==== Data for analysis

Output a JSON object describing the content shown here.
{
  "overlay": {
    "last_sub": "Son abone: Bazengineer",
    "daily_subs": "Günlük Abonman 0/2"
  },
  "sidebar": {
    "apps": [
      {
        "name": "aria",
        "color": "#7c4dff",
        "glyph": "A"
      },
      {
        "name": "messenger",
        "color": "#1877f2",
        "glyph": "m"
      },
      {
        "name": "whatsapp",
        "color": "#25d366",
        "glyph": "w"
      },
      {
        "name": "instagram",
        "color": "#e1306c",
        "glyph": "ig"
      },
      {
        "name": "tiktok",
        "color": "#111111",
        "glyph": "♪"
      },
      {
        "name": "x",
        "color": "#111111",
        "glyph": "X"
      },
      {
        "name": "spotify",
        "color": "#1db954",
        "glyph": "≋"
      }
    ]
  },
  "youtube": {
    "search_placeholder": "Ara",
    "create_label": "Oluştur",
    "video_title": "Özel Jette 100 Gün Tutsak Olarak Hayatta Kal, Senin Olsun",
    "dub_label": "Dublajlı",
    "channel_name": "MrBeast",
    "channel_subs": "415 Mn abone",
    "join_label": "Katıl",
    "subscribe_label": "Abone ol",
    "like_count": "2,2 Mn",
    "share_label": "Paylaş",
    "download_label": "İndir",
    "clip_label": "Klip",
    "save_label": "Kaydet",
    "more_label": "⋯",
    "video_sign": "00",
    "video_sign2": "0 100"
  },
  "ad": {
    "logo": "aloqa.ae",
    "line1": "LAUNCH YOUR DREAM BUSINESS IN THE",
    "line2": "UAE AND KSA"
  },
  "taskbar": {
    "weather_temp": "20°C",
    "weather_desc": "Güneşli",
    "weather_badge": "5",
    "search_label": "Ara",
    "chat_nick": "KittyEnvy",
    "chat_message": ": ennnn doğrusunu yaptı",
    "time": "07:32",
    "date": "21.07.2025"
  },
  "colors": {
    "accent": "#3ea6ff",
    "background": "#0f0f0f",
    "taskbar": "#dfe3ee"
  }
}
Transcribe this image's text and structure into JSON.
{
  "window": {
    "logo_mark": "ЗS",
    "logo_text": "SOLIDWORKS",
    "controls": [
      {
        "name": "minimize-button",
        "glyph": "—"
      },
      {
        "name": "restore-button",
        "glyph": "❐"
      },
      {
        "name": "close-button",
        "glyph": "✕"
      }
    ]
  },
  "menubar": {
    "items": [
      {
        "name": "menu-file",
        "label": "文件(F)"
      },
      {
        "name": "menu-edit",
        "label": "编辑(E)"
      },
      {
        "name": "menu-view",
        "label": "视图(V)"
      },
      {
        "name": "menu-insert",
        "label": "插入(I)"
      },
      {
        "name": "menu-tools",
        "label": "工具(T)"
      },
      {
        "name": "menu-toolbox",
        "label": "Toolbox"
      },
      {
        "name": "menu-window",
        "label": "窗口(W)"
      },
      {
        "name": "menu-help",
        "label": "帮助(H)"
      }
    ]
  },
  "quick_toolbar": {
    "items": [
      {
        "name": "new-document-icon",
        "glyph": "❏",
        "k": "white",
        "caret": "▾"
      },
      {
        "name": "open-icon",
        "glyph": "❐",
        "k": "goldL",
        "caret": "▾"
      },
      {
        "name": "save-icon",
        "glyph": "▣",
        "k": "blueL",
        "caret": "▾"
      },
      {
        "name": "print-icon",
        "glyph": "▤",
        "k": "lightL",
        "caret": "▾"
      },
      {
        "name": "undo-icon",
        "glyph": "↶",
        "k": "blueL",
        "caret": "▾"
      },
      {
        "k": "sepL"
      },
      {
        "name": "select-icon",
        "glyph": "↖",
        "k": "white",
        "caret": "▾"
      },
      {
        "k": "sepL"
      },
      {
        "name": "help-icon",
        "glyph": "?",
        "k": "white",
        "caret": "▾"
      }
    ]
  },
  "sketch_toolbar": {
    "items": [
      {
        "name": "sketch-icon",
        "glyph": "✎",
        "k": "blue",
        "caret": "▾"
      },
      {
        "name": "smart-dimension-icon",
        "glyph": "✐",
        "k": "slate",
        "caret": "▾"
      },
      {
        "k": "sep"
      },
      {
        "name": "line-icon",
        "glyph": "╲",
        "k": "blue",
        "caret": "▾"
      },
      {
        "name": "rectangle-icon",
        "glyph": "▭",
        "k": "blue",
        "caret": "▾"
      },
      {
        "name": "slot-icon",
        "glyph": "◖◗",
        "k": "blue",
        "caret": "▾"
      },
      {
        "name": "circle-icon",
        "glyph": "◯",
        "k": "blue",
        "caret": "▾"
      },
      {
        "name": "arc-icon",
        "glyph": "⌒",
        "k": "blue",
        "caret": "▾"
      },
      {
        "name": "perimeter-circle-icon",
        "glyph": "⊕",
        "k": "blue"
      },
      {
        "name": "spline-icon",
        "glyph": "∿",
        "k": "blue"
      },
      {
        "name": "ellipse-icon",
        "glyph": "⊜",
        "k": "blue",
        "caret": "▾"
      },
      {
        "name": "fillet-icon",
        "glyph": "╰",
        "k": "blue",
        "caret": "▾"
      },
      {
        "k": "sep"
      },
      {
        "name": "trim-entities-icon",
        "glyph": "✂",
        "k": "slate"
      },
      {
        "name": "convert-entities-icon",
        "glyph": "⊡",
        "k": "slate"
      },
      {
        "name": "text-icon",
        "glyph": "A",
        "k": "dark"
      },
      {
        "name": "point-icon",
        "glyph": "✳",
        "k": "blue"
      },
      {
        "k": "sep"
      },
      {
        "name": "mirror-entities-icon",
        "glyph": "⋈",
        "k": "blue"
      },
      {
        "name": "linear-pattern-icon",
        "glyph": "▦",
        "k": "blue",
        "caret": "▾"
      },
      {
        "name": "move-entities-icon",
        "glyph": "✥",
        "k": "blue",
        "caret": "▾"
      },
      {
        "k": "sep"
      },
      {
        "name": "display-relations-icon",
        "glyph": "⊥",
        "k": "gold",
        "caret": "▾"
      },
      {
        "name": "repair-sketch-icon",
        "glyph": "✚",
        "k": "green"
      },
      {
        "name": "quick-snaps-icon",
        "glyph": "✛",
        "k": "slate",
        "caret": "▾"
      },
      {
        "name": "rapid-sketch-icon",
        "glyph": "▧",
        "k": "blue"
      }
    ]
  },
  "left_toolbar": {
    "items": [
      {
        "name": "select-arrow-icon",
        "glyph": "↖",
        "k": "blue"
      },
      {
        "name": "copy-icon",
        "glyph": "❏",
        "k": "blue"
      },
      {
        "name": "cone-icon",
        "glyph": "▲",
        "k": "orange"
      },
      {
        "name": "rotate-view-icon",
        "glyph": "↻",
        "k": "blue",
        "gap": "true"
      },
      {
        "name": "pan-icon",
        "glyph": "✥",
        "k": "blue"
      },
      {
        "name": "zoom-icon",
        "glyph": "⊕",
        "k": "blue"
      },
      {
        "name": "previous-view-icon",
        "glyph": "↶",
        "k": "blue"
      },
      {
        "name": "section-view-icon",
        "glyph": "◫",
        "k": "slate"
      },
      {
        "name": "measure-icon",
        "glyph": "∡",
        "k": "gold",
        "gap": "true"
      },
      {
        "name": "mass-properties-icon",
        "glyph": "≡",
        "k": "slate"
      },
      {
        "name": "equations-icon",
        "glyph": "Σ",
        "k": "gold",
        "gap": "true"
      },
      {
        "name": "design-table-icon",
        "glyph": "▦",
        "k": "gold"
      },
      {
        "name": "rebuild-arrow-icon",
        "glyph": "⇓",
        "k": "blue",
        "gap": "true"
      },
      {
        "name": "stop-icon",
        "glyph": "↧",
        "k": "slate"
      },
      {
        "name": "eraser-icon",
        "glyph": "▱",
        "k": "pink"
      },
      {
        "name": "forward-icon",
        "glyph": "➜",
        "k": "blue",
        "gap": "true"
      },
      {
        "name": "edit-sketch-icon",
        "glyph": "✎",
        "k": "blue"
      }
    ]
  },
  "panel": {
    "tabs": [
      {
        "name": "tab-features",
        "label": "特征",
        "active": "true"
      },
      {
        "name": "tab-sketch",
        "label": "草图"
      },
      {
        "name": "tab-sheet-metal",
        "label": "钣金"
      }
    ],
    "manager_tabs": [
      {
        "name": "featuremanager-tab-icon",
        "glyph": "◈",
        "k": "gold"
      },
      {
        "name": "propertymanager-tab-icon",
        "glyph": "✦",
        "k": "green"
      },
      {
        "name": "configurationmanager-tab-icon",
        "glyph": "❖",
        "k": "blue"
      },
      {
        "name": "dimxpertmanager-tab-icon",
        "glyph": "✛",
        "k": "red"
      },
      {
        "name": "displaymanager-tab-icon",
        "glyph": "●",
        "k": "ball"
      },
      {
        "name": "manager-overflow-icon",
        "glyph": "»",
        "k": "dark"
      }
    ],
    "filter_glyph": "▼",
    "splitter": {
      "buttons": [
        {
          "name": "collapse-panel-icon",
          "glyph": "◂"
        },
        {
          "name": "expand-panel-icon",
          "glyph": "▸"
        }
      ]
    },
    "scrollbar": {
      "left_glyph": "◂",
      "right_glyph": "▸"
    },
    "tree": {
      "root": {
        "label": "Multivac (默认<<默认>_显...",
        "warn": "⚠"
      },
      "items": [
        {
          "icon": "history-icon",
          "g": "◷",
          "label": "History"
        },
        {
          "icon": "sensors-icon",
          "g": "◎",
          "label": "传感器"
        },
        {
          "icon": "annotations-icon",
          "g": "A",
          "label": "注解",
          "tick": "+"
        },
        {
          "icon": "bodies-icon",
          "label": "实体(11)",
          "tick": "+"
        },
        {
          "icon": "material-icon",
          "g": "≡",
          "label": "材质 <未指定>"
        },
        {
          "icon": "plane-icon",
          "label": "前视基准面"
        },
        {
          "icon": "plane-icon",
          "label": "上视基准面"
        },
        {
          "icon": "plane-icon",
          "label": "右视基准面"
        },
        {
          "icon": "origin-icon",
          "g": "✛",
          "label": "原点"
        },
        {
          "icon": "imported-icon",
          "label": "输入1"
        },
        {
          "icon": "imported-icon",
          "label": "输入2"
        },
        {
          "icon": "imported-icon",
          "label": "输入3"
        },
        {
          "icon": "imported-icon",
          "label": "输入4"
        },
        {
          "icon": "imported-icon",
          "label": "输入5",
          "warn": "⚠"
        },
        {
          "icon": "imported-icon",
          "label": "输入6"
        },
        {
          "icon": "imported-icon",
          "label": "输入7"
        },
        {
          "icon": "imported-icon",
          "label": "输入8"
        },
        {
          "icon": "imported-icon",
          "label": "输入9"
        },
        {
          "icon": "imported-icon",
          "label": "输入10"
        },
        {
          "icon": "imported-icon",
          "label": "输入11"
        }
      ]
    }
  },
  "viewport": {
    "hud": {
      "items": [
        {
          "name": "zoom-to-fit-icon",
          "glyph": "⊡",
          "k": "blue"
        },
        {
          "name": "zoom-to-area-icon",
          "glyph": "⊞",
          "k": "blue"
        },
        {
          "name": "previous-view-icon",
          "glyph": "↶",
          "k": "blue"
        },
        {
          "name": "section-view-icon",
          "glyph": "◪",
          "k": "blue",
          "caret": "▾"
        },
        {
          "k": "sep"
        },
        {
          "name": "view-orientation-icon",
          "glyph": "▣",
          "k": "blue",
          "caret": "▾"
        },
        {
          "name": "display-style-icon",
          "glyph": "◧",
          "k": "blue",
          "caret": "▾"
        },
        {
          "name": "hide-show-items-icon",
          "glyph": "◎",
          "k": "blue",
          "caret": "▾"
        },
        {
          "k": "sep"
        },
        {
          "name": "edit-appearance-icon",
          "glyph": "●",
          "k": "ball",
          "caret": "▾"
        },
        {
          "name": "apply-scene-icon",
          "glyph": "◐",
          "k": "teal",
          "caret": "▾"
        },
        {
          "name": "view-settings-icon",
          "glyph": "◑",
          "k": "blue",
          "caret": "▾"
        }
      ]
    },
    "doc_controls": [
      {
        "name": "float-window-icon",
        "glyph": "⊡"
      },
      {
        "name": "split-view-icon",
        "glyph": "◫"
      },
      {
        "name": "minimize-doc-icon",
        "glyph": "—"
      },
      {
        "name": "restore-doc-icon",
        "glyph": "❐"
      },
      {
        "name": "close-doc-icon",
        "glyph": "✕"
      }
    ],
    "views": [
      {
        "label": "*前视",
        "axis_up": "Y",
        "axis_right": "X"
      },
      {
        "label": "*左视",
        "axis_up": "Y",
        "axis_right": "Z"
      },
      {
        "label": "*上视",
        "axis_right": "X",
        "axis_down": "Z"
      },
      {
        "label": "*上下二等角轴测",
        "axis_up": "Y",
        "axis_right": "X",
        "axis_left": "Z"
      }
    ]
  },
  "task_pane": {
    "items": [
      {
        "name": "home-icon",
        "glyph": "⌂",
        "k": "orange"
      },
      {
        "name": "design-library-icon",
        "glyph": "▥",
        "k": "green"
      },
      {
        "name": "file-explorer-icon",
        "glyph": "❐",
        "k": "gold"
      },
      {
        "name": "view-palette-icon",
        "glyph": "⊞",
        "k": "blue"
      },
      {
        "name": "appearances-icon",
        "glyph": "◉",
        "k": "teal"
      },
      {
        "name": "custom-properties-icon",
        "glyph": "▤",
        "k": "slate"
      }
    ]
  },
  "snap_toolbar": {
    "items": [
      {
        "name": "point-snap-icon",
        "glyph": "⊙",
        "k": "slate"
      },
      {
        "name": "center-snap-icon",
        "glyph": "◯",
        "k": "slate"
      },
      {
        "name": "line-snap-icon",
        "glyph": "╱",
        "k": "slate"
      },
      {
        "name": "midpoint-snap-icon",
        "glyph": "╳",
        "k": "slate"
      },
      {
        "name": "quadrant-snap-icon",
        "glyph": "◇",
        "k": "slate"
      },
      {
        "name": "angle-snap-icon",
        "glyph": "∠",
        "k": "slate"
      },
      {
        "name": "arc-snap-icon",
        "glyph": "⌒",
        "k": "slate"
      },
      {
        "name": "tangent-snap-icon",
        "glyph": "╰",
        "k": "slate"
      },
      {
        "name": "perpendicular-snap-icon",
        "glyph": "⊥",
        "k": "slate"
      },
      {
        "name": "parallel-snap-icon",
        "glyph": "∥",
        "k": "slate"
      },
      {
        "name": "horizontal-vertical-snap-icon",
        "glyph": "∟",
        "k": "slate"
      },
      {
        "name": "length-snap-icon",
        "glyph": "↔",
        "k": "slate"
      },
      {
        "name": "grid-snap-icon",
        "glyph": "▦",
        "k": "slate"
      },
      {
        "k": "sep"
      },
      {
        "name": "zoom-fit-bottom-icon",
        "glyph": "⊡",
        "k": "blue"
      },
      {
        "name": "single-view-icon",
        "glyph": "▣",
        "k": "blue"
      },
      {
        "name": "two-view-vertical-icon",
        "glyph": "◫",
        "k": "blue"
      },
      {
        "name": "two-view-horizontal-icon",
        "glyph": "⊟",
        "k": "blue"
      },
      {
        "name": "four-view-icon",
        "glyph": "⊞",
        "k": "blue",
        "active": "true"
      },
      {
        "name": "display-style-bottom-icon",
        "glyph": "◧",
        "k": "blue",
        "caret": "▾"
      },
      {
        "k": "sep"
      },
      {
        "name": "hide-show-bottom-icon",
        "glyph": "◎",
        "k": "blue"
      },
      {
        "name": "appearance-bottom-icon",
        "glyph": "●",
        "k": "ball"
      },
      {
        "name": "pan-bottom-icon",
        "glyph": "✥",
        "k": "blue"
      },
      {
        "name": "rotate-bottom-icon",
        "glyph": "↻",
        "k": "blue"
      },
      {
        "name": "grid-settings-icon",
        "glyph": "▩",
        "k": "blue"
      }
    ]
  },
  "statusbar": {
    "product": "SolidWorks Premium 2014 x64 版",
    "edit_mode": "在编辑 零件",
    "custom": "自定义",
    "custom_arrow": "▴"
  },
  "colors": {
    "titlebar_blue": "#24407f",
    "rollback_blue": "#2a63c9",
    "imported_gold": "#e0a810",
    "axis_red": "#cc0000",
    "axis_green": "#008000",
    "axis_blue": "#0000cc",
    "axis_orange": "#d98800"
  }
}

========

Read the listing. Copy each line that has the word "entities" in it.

        "name": "trim-entities-icon",
        "name": "convert-entities-icon",
        "name": "mirror-entities-icon",
        "name": "move-entities-icon",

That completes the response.